→ Problem to solve: In the entries below, how many lines hold the string "photo"? Answer with the number only.
** Data shown follows **
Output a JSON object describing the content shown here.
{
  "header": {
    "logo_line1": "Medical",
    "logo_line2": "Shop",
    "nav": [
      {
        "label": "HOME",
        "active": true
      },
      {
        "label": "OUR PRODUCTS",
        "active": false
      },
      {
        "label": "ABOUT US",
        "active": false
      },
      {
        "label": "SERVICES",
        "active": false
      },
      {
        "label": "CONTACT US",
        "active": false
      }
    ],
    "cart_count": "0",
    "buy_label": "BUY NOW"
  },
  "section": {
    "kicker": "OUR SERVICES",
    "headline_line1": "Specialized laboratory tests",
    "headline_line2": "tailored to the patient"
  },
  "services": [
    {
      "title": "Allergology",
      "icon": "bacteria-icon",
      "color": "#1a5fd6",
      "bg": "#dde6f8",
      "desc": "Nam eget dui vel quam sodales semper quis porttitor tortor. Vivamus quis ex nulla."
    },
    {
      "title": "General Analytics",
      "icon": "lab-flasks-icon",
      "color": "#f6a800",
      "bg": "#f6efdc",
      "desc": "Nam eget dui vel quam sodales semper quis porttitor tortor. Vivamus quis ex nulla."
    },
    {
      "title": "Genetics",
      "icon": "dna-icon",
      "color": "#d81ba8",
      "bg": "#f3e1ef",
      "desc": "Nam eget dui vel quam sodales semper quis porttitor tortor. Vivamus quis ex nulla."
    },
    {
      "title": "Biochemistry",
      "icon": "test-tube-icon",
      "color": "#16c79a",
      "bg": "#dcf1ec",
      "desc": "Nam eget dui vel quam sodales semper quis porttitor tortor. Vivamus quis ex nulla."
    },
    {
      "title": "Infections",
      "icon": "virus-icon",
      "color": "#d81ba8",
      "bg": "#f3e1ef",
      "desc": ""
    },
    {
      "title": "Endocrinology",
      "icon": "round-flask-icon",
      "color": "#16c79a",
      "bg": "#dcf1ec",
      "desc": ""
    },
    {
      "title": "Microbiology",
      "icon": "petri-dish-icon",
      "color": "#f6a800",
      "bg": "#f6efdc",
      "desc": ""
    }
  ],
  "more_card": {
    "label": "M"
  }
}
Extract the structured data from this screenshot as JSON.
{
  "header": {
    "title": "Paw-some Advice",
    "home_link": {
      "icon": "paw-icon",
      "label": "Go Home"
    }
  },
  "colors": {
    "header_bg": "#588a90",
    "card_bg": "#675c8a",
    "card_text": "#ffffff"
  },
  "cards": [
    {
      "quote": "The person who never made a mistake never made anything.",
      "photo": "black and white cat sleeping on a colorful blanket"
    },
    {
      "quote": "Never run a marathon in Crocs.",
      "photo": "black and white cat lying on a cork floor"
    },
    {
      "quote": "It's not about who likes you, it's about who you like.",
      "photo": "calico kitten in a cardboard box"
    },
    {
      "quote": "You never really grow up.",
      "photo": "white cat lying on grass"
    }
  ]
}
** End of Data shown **
→ Task result: 4